In statistics, we often use the mean of a sample to estimate or infer the mean of the broader population from which the *sample* was taken. In other words, the *sample mean* is an estimation of the *population mean*.

Statistical *hypothesis tests* return a *p-value*, which indicates the probability that the *null hypothesis* of a test is true. If the p-value is less than or equal to the *significance level*, then the null hypothesis is rejected in favor of the alternative hypothesis. And, if the p-value is greater than the significance level, then the null hypothesis is not rejected.

*Type I* errors, also known as *false positives*, is the error of rejecting a null hypothesis when it is actually true. This can be viewed as a miss being registered as a hit. The acceptable rate of this type of error is called *significance level* and is usually set to be `0.05`

(5%) or `0.01`

(1%).

*Type II* errors, also known as *false negatives*, is the error of not rejecting a null hypothesis when the alternative hypothesis is the true. This can be viewed as a hit being registered as a miss.

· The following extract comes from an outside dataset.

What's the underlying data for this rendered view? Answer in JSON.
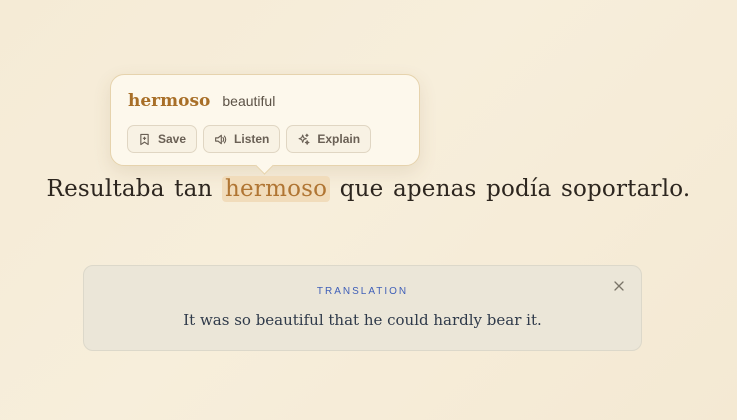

Depending on the purpose of testing, testers decide which type of error to be concerned. But, usually `type I`

error is more important than `type II`

.

The *central limit theorem* states that as samples of larger size are collected from a population, the distribution of sample means approaches a normal distribution with the same mean as the population. No matter the distribution of the population (uniform, binomial, etc), the sampling distribution of the mean will approximate a normal distribution and its mean is the same as the population mean.

The central limit theorem allows us to perform tests, make inferences, and solve problems using the normal distribution, even when the population is not normally distributed.